This will be the place to find all breaking news and updates from Thompsons and personal injury litigation in general.
The last 12 months have brought a wide range of problems and hardships for pretty much everyone on the planet, and the lasting effects will not be fully understood for some time. For those lucky enough not to have been directly affected by the virus itself, there are still huge practical and financial worries as well as the significant upheavals to daily life. Almost from the outset there was widespread discourse on mental health and the emotional impact of lockdown restrictions, including in this previous blog: Protecting your mental health whilst working from home.
Over the past year, we have all experienced changes to the way we live our lives, both personally and professionally. One of the biggest changes for most has been adapting to working from home, juggling home schooling and finding a quiet workspace. In addition to the various zoom calls throughout the week, lawyers have also had to adjust to conducting court hearings from home.
A fire at the luxury Cameron House Hotel and Spa in December 2017 led to the death of two men, Richard Dyson and Simon Midgley, who were guests at the hotel at the time of the blaze. The source of the blaze was identified as having started due to a night porter placing a bag of ashes from a fire into a cupboard containing kindling and newspapers.
The pandemic has brought the industrial relations practice of “Fire and Rehire” into sharp relief. Already outlawed in several European states and according to the Fair Work Convention contrary to the Fair Work Principles endorsed by the Scottish Government, the Scottish Courts have recently upheld a legal challenge against the highly controversial practice.

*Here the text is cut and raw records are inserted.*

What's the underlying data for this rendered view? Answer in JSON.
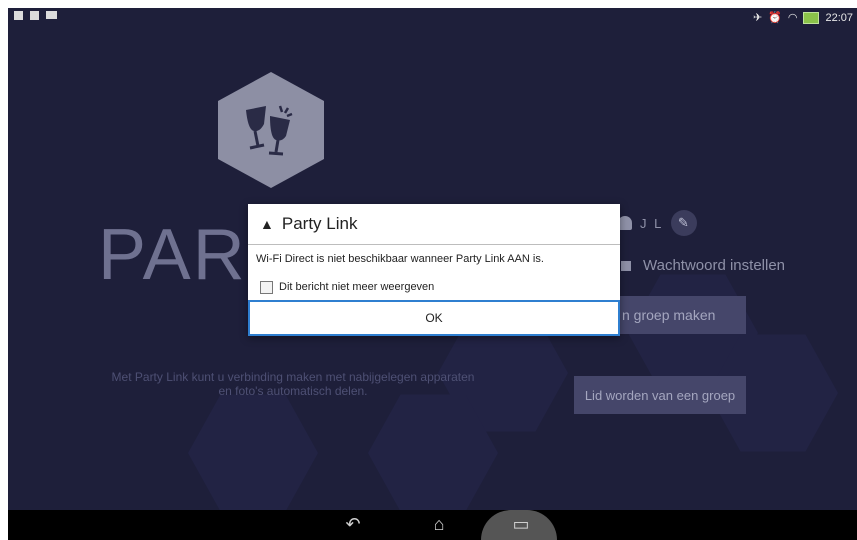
{
  "statusbar": {
    "time": "22:07",
    "left_icons": [
      "notification-icon",
      "document-icon",
      "calendar-icon"
    ],
    "right_icons": [
      "silent-icon",
      "alarm-icon",
      "wifi-icon",
      "battery-icon"
    ]
  },
  "app": {
    "title_visible": "PAR",
    "user_initials": "J L",
    "password_label": "Wachtwoord instellen",
    "create_group_label": "n groep maken",
    "join_group_label": "Lid worden van een groep",
    "description_line1": "Met Party Link kunt u verbinding maken met nabijgelegen apparaten",
    "description_line2": "en foto's automatisch delen."
  },
  "dialog": {
    "title": "Party Link",
    "message": "Wi-Fi Direct is niet beschikbaar wanneer Party Link AAN is.",
    "checkbox_label": "Dit bericht niet meer weergeven",
    "ok_label": "OK"
  },
  "colors": {
    "background": "#1e1f3a",
    "accent_border": "#2f7fd0",
    "battery": "#8bc34a"
  }
}
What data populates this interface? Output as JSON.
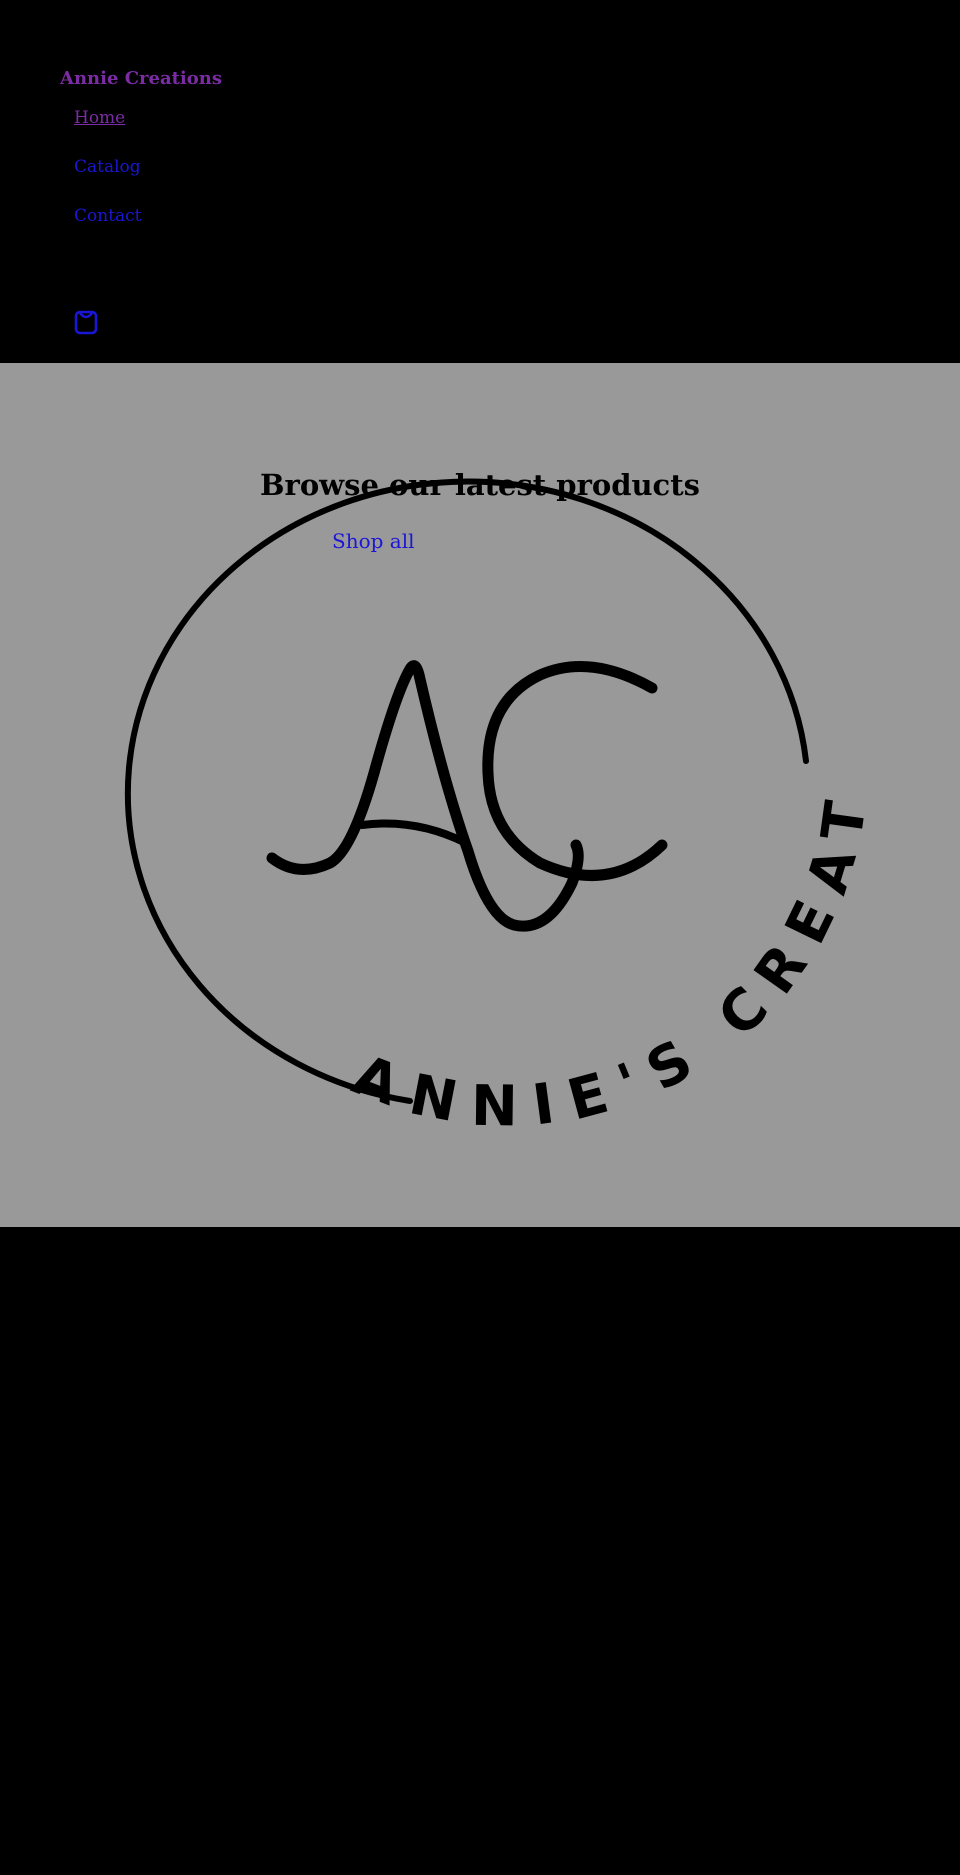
{
  "header": {
    "site_title": "Annie Creations",
    "nav": [
      {
        "label": "Home",
        "visited": true
      },
      {
        "label": "Catalog",
        "visited": false
      },
      {
        "label": "Contact",
        "visited": false
      }
    ],
    "cart_icon": "shopping-bag-icon"
  },
  "hero": {
    "heading": "Browse our latest products",
    "cta_label": "Shop all",
    "logo": {
      "monogram": "AC",
      "ring_text": "ANNIE'S CREATION"
    }
  },
  "colors": {
    "page_background": "#000000",
    "hero_background": "#999999",
    "link": "#1a16d8",
    "visited_link": "#7b2ca5",
    "logo_ink": "#000000"
  }
}
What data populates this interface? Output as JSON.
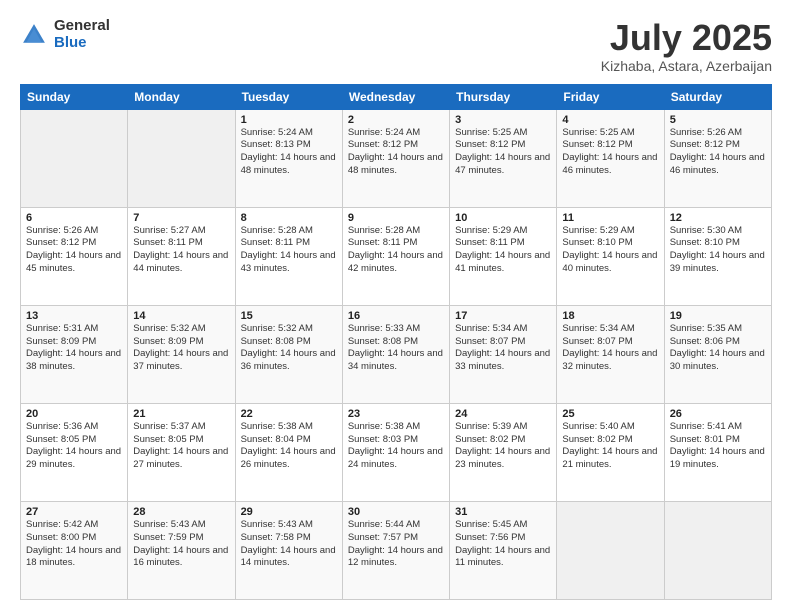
{
  "logo": {
    "general": "General",
    "blue": "Blue"
  },
  "header": {
    "title": "July 2025",
    "subtitle": "Kizhaba, Astara, Azerbaijan"
  },
  "days_of_week": [
    "Sunday",
    "Monday",
    "Tuesday",
    "Wednesday",
    "Thursday",
    "Friday",
    "Saturday"
  ],
  "weeks": [
    [
      {
        "day": "",
        "sunrise": "",
        "sunset": "",
        "daylight": ""
      },
      {
        "day": "",
        "sunrise": "",
        "sunset": "",
        "daylight": ""
      },
      {
        "day": "1",
        "sunrise": "Sunrise: 5:24 AM",
        "sunset": "Sunset: 8:13 PM",
        "daylight": "Daylight: 14 hours and 48 minutes."
      },
      {
        "day": "2",
        "sunrise": "Sunrise: 5:24 AM",
        "sunset": "Sunset: 8:12 PM",
        "daylight": "Daylight: 14 hours and 48 minutes."
      },
      {
        "day": "3",
        "sunrise": "Sunrise: 5:25 AM",
        "sunset": "Sunset: 8:12 PM",
        "daylight": "Daylight: 14 hours and 47 minutes."
      },
      {
        "day": "4",
        "sunrise": "Sunrise: 5:25 AM",
        "sunset": "Sunset: 8:12 PM",
        "daylight": "Daylight: 14 hours and 46 minutes."
      },
      {
        "day": "5",
        "sunrise": "Sunrise: 5:26 AM",
        "sunset": "Sunset: 8:12 PM",
        "daylight": "Daylight: 14 hours and 46 minutes."
      }
    ],
    [
      {
        "day": "6",
        "sunrise": "Sunrise: 5:26 AM",
        "sunset": "Sunset: 8:12 PM",
        "daylight": "Daylight: 14 hours and 45 minutes."
      },
      {
        "day": "7",
        "sunrise": "Sunrise: 5:27 AM",
        "sunset": "Sunset: 8:11 PM",
        "daylight": "Daylight: 14 hours and 44 minutes."
      },
      {
        "day": "8",
        "sunrise": "Sunrise: 5:28 AM",
        "sunset": "Sunset: 8:11 PM",
        "daylight": "Daylight: 14 hours and 43 minutes."
      },
      {
        "day": "9",
        "sunrise": "Sunrise: 5:28 AM",
        "sunset": "Sunset: 8:11 PM",
        "daylight": "Daylight: 14 hours and 42 minutes."
      },
      {
        "day": "10",
        "sunrise": "Sunrise: 5:29 AM",
        "sunset": "Sunset: 8:11 PM",
        "daylight": "Daylight: 14 hours and 41 minutes."
      },
      {
        "day": "11",
        "sunrise": "Sunrise: 5:29 AM",
        "sunset": "Sunset: 8:10 PM",
        "daylight": "Daylight: 14 hours and 40 minutes."
      },
      {
        "day": "12",
        "sunrise": "Sunrise: 5:30 AM",
        "sunset": "Sunset: 8:10 PM",
        "daylight": "Daylight: 14 hours and 39 minutes."
      }
    ],
    [
      {
        "day": "13",
        "sunrise": "Sunrise: 5:31 AM",
        "sunset": "Sunset: 8:09 PM",
        "daylight": "Daylight: 14 hours and 38 minutes."
      },
      {
        "day": "14",
        "sunrise": "Sunrise: 5:32 AM",
        "sunset": "Sunset: 8:09 PM",
        "daylight": "Daylight: 14 hours and 37 minutes."
      },
      {
        "day": "15",
        "sunrise": "Sunrise: 5:32 AM",
        "sunset": "Sunset: 8:08 PM",
        "daylight": "Daylight: 14 hours and 36 minutes."
      },
      {
        "day": "16",
        "sunrise": "Sunrise: 5:33 AM",
        "sunset": "Sunset: 8:08 PM",
        "daylight": "Daylight: 14 hours and 34 minutes."
      },
      {
        "day": "17",
        "sunrise": "Sunrise: 5:34 AM",
        "sunset": "Sunset: 8:07 PM",
        "daylight": "Daylight: 14 hours and 33 minutes."
      },
      {
        "day": "18",
        "sunrise": "Sunrise: 5:34 AM",
        "sunset": "Sunset: 8:07 PM",
        "daylight": "Daylight: 14 hours and 32 minutes."
      },
      {
        "day": "19",
        "sunrise": "Sunrise: 5:35 AM",
        "sunset": "Sunset: 8:06 PM",
        "daylight": "Daylight: 14 hours and 30 minutes."
      }
    ],
    [
      {
        "day": "20",
        "sunrise": "Sunrise: 5:36 AM",
        "sunset": "Sunset: 8:05 PM",
        "daylight": "Daylight: 14 hours and 29 minutes."
      },
      {
        "day": "21",
        "sunrise": "Sunrise: 5:37 AM",
        "sunset": "Sunset: 8:05 PM",
        "daylight": "Daylight: 14 hours and 27 minutes."
      },
      {
        "day": "22",
        "sunrise": "Sunrise: 5:38 AM",
        "sunset": "Sunset: 8:04 PM",
        "daylight": "Daylight: 14 hours and 26 minutes."
      },
      {
        "day": "23",
        "sunrise": "Sunrise: 5:38 AM",
        "sunset": "Sunset: 8:03 PM",
        "daylight": "Daylight: 14 hours and 24 minutes."
      },
      {
        "day": "24",
        "sunrise": "Sunrise: 5:39 AM",
        "sunset": "Sunset: 8:02 PM",
        "daylight": "Daylight: 14 hours and 23 minutes."
      },
      {
        "day": "25",
        "sunrise": "Sunrise: 5:40 AM",
        "sunset": "Sunset: 8:02 PM",
        "daylight": "Daylight: 14 hours and 21 minutes."
      },
      {
        "day": "26",
        "sunrise": "Sunrise: 5:41 AM",
        "sunset": "Sunset: 8:01 PM",
        "daylight": "Daylight: 14 hours and 19 minutes."
      }
    ],
    [
      {
        "day": "27",
        "sunrise": "Sunrise: 5:42 AM",
        "sunset": "Sunset: 8:00 PM",
        "daylight": "Daylight: 14 hours and 18 minutes."
      },
      {
        "day": "28",
        "sunrise": "Sunrise: 5:43 AM",
        "sunset": "Sunset: 7:59 PM",
        "daylight": "Daylight: 14 hours and 16 minutes."
      },
      {
        "day": "29",
        "sunrise": "Sunrise: 5:43 AM",
        "sunset": "Sunset: 7:58 PM",
        "daylight": "Daylight: 14 hours and 14 minutes."
      },
      {
        "day": "30",
        "sunrise": "Sunrise: 5:44 AM",
        "sunset": "Sunset: 7:57 PM",
        "daylight": "Daylight: 14 hours and 12 minutes."
      },
      {
        "day": "31",
        "sunrise": "Sunrise: 5:45 AM",
        "sunset": "Sunset: 7:56 PM",
        "daylight": "Daylight: 14 hours and 11 minutes."
      },
      {
        "day": "",
        "sunrise": "",
        "sunset": "",
        "daylight": ""
      },
      {
        "day": "",
        "sunrise": "",
        "sunset": "",
        "daylight": ""
      }
    ]
  ]
}
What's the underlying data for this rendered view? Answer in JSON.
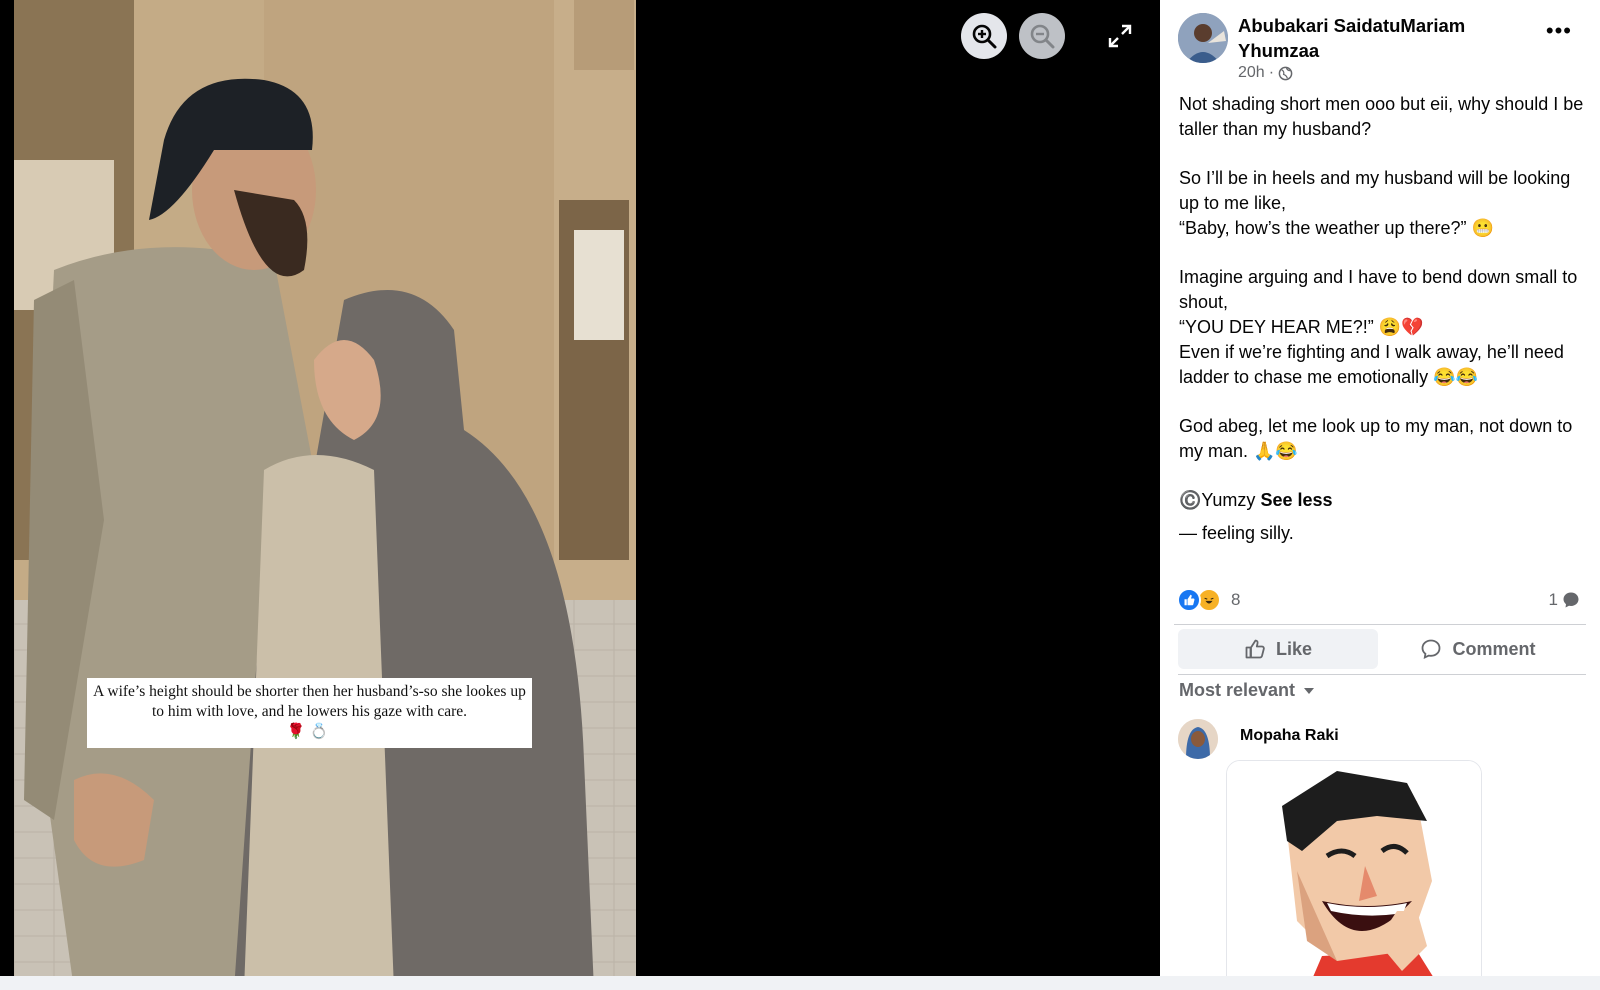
{
  "post": {
    "author": "Abubakari SaidatuMariam Yhumzaa",
    "time": "20h",
    "time_separator": "·",
    "more_label": "•••",
    "body": [
      "Not shading short men ooo but eii, why should I be taller than my husband?",
      "So I’ll be in heels and my husband will be looking up to me like,",
      "“Baby, how’s the weather up there?” 😬",
      "Imagine arguing and I have to bend down small to shout,",
      "“YOU DEY HEAR ME?!” 😩💔",
      "Even if we’re fighting and I walk away, he’ll need ladder to chase me emotionally 😂😂",
      "God abeg, let me look up to my man, not down to my man. 🙏😂",
      "©️Yumzy"
    ],
    "see_less": "See less",
    "feeling": "— feeling silly.",
    "reaction_count": "8",
    "comment_count": "1"
  },
  "image": {
    "caption": "A wife’s height should be shorter then her husband’s-so she lookes up to him with love, and he lowers his gaze with care.",
    "caption_emoji": "🌹💍"
  },
  "actions": {
    "like": "Like",
    "comment": "Comment"
  },
  "comments": {
    "sort_label": "Most relevant",
    "items": [
      {
        "name": "Mopaha Raki"
      }
    ]
  },
  "viewer": {
    "icons": [
      "zoom-in-icon",
      "zoom-out-icon",
      "fullscreen-icon"
    ]
  }
}
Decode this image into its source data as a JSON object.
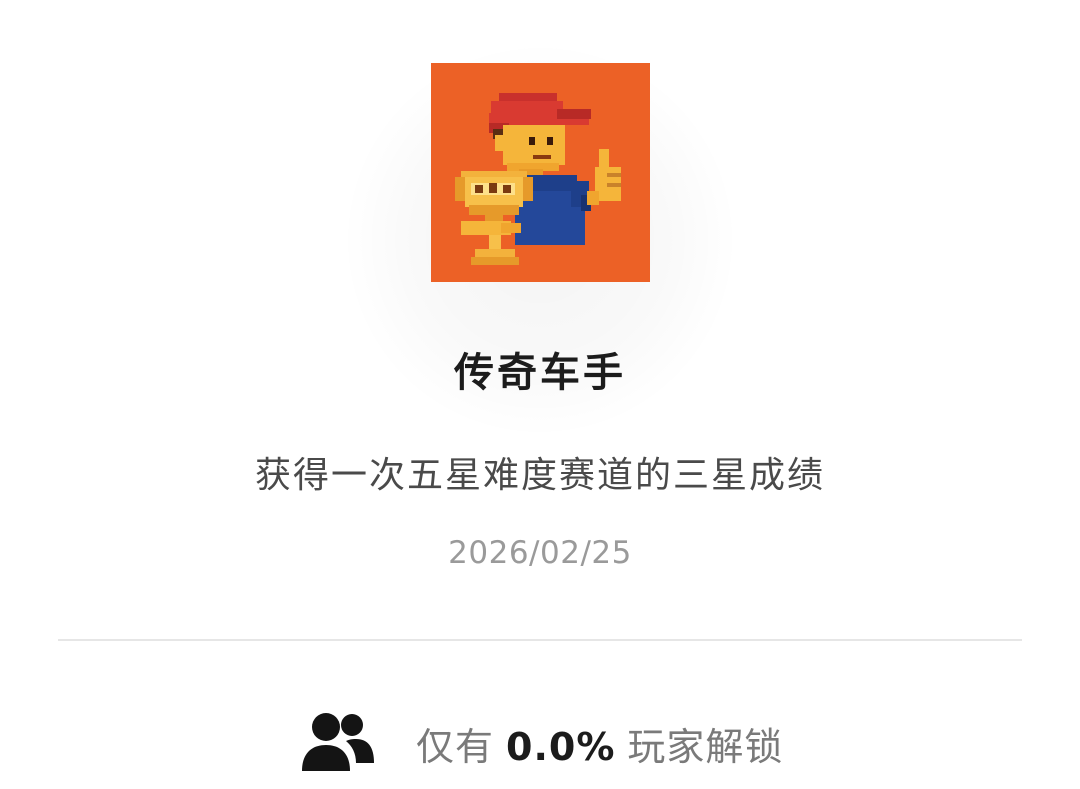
{
  "achievement": {
    "badge_icon": "pixel-racer-trophy-icon",
    "badge_color": "#ec6126",
    "title": "传奇车手",
    "description": "获得一次五星难度赛道的三星成绩",
    "date": "2026/02/25"
  },
  "stats": {
    "icon": "users-icon",
    "prefix": "仅有",
    "percent": "0.0%",
    "suffix": "玩家解锁"
  }
}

The Covid pandemic has seen an abrupt halt to the criminal justice system. The UK has tried, in many ways, to be creative in their approach towards how best to get criminal trials moving, but unfortunately it falls short of justice in a number of ways. In January 2021, there were 54,000 unheard Crown Court cases in England and the number of criminal trials held in Scotland dropped by 75%.
Over the last few weeks, the #MeToo movement has once again become prominent. Notably, the reports have come from the sports world with Olympians sharing their experiences, along with allegations against musician, Marilyn Manson.Since it began in 2017, the #MeToo Movement has effected real change. It has the power to change both the civil and criminal courts as we know it across the world, as it changes our understanding of collective evidence.
As we approach a year since the Covid-19 outbreak was declared a pandemic, the rollout of vaccines is largely being celebrated as a way out of repeated lockdowns. But while uptake is currently high and many have indicated they would queue through the night for the jag, the Government has been clear that vaccination will not be mandatory. Such a decision is likely the correct one from a legal perspective, given that a blanket rule that all citizens must receive a vaccine would raise serious questions relating to consent and disproportionate interference with fundamental rights.
Recent developments have seen UK based Security Firm G4S accused of taking fees from workers in exchange for securing roles within their Middle East operations1. The practice, which is said to operate via recruitment agencies targeting migrant workers in the region, has been described as reaching into the millions in fees paid. The conduct described of course amounts to modern slavery. G4S have stated previously that “Any human rights abuse is completely unacceptable and will not be tolerated under any circumstances… G4S is committed to the highest standards to ensure that migrant workers are treated with respect and dignity. We are working to raise global standards across the industry with all our partners.”2